The Content is general information only. It is not intended to constitute legal advice or seek to be the complete and comprehensive statement of the law, nor is it intended to address your specific requirements or provide advice on which reliance should be placed. Mondaq and/or its Contributors and other suppliers make no representations about the suitability of the information contained in the Content for any purpose. All Content provided "as is" without warranty of any kind. Mondaq and/or its Contributors and other suppliers hereby exclude and disclaim all representations, warranties or guarantees with regard to the Content, including all implied warranties and conditions of merchantability, fitness for a particular purpose, title and non-infringement. To the maximum extent permitted by law, Mondaq expressly excludes all representations, warranties, obligations, and liabilities arising out of or in connection with all Content. In no event shall Mondaq and/or its respective suppliers be liable for any special, indirect or consequential damages or any damages whatsoever resulting from loss of use, data or profits, whether in an action of contract, negligence or other tortious action, arising out of or in connection with the use of the Content or performance of Mondaq’s Services.

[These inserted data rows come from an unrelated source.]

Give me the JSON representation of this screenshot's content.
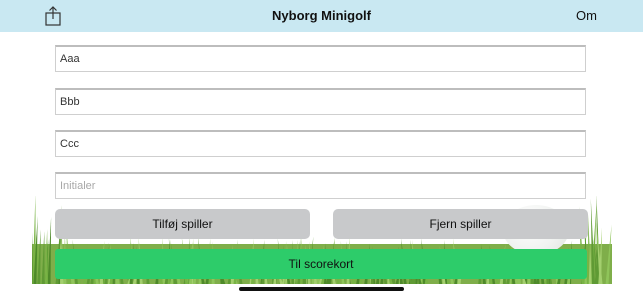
{
  "navbar": {
    "title": "Nyborg Minigolf",
    "right_label": "Om",
    "left_icon": "share-icon",
    "background": "#c9e8f2"
  },
  "players": {
    "inputs": [
      {
        "value": "Aaa",
        "placeholder": ""
      },
      {
        "value": "Bbb",
        "placeholder": ""
      },
      {
        "value": "Ccc",
        "placeholder": ""
      },
      {
        "value": "",
        "placeholder": "Initialer"
      }
    ]
  },
  "actions": {
    "add_label": "Tilføj spiller",
    "remove_label": "Fjern spiller",
    "scorecard_label": "Til scorekort",
    "primary_color": "#2dcc6a",
    "secondary_color": "#c8c9cb"
  }
}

General

Mondaq may alter or amend these Terms by amending them on the Website. By continuing to Use the Services and/or the Website after such amendment, you will be deemed to have accepted any amendment to these Terms.

These Terms shall be governed by and construed in accordance with the laws of England and Wales and you irrevocably submit to the exclusive jurisdiction of the courts of England and Wales to settle any dispute which may arise out of or in connection with these Terms. If you live outside the United Kingdom, English law shall apply only to the extent that English law shall not deprive you of any legal protection accorded in accordance with the law of the place where you are habitually resident ("Local Law"). In the event English law deprives you of any legal protection which is accorded to you under Local Law, then these terms shall be governed by Local Law and any dispute or claim arising out of or in connection with these Terms shall be subject to the non-exclusive jurisdiction of the courts where you are habitually resident.

You may print and keep a copy of these Terms, which form the entire agreement between you and Mondaq and supersede any other communications or advertising in respect of the Service and/or the Website.

No delay in exercising or non-exercise by you and/or Mondaq of any of its rights under or in connection with these Terms shall operate as a waiver or release of each of your or Mondaq’s right. Rather, any such waiver or release must be specifically granted in writing signed by the party granting it.

If any part of these Terms is held unenforceable, that part shall be enforced to the maximum extent permissible so as to give effect to the intent of the parties, and the Terms shall continue in full force and effect.

Mondaq shall not incur any liability to you on account of any loss or damage resulting from any delay or failure to perform all or any part of these Terms if such delay or failure is caused, in whole or in part, by events, occurrences, or causes beyond the control of Mondaq. Such events, occurrences or causes will include, without limitation, acts of God, strikes, lockouts, server and network failure, riots, acts of war, earthquakes, fire and explosions.

By clicking Register you state you have read and agree to our Terms and Conditions